  • 2. Etymology Hogmanay was first recorded in 1604 in the Elgin Records as hagmonay (delatit to haue been singand hagmonayis on Satirday); and again in 1692 in an entry of the Scotch Presbyterian Eloquence, "It is ordinary among some plebeians in the South of Scotland to go about from door To door upon New-years Eve, crying Hagmane." The etymology of hogmanay remains obscure and may arise from a French, Norse or a Goidelic (Insular Celtic) root.
  • 3. The Festival of the Dead In the old Celtic calendar, New Year fell on the 1st November and was called Samhain. This was an unreal time, when one year turned into another. A twilight zone where spirits of the dead and those not yet born walked freely among the living. It was a time of plenty as the stocks were returned from the hills before the severe winter ahead and a great time for kinship as the hill dwellers came to the gathering. Remnants of the Festival of the Dead are found throughout the Celtic and Hispanic world and last from Halloween to New Year.
  • 4. Samhain When Lun the Sun God was defeated by his darker side he became the Lord of Misrule. Good people needed the comfort of their own kind and protection from the Evil forces of the dark. Much of the sacred symbolism of Samhaimn can be found in the customs of Halloween and Hogmanay. Lord of Misrule or the Ghost of Christmas Past
  • 5. First Footing In the New Year many cultures believed the first foot to cross the threshold brought the house good fortune for the coming year. Suspicious people refused to leave their home until they were first footed. "First footing" is a Celtic custom and tradition demands the first person after the bells to enter the house must be a sonsy (trustworthy); a stranger of dark complexion; and carry a luck talisman. A person with fair complexion brought bad luck.
  • 6. The Talisman Bearing gifts as a good luck charm for the year ahead is an old Viking custom. In Scotland this involved: Black Bun ( a pastry covered rich current cake); and a wassail (hot toddy) to represent food and sustenance for the coming year. Combined with coal to symbolized good luck and prosperity.

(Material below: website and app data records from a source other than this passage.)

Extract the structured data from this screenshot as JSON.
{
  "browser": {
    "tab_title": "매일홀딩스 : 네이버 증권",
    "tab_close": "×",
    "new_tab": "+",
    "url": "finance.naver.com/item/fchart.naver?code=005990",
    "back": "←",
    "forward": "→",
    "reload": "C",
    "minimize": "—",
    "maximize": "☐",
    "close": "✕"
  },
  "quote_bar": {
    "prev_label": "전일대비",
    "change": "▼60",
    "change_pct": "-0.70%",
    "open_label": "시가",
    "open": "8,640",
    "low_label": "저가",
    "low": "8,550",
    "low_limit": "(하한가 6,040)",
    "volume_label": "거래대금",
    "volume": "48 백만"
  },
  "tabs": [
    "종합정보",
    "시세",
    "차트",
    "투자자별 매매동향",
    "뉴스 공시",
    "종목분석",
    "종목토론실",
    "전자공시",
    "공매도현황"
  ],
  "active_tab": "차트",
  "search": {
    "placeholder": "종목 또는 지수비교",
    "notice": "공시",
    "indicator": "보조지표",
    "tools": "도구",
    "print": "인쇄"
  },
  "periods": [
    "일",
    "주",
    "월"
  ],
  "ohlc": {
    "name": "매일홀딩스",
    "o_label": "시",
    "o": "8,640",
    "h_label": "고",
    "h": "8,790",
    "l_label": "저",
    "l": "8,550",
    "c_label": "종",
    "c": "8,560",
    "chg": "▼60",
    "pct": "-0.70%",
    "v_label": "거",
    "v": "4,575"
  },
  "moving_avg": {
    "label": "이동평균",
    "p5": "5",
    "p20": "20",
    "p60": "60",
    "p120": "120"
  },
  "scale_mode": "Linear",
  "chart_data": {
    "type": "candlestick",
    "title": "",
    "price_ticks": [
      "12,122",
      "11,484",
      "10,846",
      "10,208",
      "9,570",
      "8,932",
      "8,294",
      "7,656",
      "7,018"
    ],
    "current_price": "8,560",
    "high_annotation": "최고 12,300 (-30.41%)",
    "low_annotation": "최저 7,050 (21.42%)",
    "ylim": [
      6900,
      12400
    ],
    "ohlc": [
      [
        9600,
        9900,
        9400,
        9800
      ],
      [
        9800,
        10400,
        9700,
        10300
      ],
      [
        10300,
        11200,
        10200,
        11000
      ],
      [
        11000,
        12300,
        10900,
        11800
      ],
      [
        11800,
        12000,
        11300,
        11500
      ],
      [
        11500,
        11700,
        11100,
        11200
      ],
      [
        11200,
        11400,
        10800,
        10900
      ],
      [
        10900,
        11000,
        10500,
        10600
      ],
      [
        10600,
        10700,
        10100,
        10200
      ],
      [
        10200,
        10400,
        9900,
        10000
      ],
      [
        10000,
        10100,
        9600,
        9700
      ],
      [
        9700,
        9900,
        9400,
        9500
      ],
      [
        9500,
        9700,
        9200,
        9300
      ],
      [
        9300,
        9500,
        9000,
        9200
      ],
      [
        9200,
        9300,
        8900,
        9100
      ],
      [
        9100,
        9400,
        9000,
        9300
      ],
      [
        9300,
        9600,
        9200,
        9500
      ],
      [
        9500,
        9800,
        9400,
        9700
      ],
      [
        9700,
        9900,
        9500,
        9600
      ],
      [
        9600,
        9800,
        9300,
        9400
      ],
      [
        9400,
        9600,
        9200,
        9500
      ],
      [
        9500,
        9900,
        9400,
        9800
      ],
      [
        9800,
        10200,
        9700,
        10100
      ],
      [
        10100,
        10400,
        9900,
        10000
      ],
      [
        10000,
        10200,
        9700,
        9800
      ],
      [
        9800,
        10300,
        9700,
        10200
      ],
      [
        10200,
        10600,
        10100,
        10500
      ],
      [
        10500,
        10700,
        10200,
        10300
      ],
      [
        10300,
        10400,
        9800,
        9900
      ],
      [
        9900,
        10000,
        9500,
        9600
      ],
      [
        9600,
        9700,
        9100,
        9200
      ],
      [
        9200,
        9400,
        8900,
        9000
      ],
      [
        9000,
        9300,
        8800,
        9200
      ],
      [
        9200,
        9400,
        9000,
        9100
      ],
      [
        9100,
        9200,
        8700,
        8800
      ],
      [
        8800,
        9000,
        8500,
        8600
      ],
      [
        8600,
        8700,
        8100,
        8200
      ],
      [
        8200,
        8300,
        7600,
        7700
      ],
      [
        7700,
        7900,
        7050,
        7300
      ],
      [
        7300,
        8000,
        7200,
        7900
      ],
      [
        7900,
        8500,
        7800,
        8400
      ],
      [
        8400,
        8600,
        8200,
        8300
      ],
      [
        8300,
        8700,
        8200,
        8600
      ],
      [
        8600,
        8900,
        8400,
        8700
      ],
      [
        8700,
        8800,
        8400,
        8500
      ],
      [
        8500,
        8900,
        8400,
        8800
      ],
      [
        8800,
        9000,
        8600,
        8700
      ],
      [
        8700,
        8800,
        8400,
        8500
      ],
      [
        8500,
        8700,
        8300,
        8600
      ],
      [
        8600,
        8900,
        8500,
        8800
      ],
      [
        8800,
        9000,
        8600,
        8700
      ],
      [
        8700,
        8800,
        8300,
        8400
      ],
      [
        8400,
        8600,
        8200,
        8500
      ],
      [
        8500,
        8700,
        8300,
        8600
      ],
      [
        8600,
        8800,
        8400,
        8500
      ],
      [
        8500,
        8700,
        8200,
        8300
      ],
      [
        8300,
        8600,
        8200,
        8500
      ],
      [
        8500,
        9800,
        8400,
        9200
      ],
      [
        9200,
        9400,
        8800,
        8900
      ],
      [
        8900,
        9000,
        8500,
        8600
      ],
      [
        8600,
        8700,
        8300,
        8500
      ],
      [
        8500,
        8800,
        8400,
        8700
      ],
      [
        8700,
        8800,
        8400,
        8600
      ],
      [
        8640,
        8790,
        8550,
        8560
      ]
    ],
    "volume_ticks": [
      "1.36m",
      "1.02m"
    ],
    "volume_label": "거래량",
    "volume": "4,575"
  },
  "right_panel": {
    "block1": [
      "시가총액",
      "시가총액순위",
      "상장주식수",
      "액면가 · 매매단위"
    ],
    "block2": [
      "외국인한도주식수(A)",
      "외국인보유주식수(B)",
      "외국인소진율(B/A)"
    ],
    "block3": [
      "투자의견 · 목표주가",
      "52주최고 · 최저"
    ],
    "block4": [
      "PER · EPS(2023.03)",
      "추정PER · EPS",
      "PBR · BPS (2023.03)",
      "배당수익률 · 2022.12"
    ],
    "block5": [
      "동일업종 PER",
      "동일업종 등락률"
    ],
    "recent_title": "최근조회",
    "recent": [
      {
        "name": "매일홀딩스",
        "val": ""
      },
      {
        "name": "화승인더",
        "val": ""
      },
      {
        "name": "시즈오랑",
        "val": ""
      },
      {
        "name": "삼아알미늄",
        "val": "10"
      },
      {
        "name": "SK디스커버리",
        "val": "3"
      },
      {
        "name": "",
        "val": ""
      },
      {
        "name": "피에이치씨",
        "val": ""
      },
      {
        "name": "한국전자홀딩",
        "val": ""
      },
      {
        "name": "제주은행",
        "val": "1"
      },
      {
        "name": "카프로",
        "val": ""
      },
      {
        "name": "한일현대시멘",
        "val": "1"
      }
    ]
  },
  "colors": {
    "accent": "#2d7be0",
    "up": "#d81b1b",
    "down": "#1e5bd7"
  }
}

  • 7. Arched foot In the Isle of Man (UK) a good first footer was a man of handsome appearance and dark complexion with in-steps high enough to allow a mouse to run through. The significance of the arched foot remains unclear but early Christians believed men were made in the image of God and the Christian Foot had a perfect arch. Flat feet or splayed feet were considered the sign of evil and unlucky omens
  • 8. The Evil Foot Functional feet were important to the early Christians as walking was the only means to spread the Gospel. Subsequently well formed feet became associated with joy and happiness. Literature abounds with reference to this. Prior to modern medicine illness and deformity were regarded as a form of demonic possession.
  • 9. After the Bells The modern interpretation is after hearing the New Year Bells , friends visit each other's homes sharing goodwill and treating them to intoxicating liquor. The Celts held alcohol in very high esteem and was an important part of ritual. In the past first footing had practical purpose which allowed everyone in the village to meet the New Year with good cheer; and allow the superstitious to leave their abode after being first footed.
  • 10. Ner’day Dinner In Scotland families gather on Ner’day (New Year‘s Day) and feast like the traditional Christmas Day. This represents the modern “gathering of the clans, ” and certain foods are thought to bring good fortune for the New Year. These include a thick Scotch broth: Steak Pie; and a Clootie dumpling (a sweet fruit pudding). It is not uncommon in Celtic tradition to have an extra place set at table for unexpected guests.
  • 11. Auld Lang Syne Auld Lang Syne is a traditional ayre given lyrics by Robert Burns but was not traditionally sang at Hogmanay until the 20th century after it was played at a New Year celebration in New York. The sentiment expressed is perfect for the occasion and has been associated ever since.
  • 12. Commonwealth of Australia Copyright Regulations 1969 WARNING This material has been copied and communicated to you by or on behalf of The Footman © pursuant to Part VB of the Copyright Act 1968 (the Act). The material in this communication may be subject to copyright under the Act. Any further copying or communication of this material by you may be the subject of copyright protection under the Act. Do not remove this notice